EXERCISE DESCRIPTION
The lines to be copied are those below that contain "content".

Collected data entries
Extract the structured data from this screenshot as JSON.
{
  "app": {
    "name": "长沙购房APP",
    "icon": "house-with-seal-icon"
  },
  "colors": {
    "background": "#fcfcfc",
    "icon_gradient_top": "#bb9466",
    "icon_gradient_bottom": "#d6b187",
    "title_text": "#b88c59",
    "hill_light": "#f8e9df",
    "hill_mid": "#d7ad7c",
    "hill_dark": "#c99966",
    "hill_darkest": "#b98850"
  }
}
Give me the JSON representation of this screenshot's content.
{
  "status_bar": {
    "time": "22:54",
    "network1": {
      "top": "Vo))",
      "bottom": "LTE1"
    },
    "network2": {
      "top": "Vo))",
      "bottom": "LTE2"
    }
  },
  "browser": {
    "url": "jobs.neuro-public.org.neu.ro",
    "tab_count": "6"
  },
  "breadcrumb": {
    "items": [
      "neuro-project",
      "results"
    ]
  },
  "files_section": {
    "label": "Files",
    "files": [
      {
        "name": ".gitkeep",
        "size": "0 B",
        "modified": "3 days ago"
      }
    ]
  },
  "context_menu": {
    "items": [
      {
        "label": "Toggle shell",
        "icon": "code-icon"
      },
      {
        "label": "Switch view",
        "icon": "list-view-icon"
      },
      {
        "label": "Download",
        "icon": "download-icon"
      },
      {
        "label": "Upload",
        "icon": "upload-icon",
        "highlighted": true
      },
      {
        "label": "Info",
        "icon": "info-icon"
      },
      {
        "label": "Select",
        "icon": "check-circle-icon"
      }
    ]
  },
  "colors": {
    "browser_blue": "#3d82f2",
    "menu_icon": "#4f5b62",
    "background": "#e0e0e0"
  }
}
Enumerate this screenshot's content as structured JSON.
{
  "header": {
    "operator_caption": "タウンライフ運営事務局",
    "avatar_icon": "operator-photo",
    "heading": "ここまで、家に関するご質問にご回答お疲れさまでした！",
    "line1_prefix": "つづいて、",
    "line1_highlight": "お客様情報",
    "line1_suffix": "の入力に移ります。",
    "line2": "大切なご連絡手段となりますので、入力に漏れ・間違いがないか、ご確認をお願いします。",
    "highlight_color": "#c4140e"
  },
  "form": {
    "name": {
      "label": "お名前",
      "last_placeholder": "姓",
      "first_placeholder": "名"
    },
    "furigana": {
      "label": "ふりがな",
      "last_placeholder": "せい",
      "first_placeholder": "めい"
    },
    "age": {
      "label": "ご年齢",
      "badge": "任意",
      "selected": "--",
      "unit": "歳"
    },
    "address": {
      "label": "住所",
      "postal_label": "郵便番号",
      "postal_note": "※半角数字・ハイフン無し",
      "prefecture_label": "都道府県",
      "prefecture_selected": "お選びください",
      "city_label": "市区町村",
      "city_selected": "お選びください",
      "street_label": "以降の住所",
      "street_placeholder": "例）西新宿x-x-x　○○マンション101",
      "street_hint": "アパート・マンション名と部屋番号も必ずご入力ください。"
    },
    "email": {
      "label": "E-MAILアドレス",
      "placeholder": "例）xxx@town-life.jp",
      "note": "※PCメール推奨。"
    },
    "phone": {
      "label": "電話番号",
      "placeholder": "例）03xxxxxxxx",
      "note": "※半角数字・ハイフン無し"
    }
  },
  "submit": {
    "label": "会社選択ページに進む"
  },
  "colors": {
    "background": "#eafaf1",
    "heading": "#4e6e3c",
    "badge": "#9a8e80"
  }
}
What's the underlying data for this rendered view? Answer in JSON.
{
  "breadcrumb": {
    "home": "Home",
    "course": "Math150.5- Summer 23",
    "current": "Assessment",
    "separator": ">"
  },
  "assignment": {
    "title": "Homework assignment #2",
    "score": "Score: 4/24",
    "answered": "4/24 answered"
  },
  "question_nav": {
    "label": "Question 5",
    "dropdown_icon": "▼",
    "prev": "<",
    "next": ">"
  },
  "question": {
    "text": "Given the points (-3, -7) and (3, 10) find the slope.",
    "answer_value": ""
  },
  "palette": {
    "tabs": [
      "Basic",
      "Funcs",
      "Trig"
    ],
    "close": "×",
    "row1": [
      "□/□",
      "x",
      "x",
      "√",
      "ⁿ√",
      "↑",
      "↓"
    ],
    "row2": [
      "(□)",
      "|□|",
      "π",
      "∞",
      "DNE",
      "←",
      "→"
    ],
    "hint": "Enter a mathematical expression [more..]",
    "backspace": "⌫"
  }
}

WORKED SOLUTION
Give me the JSON representation of this screenshot's content.
Enumerate this screenshot's content as structured JSON.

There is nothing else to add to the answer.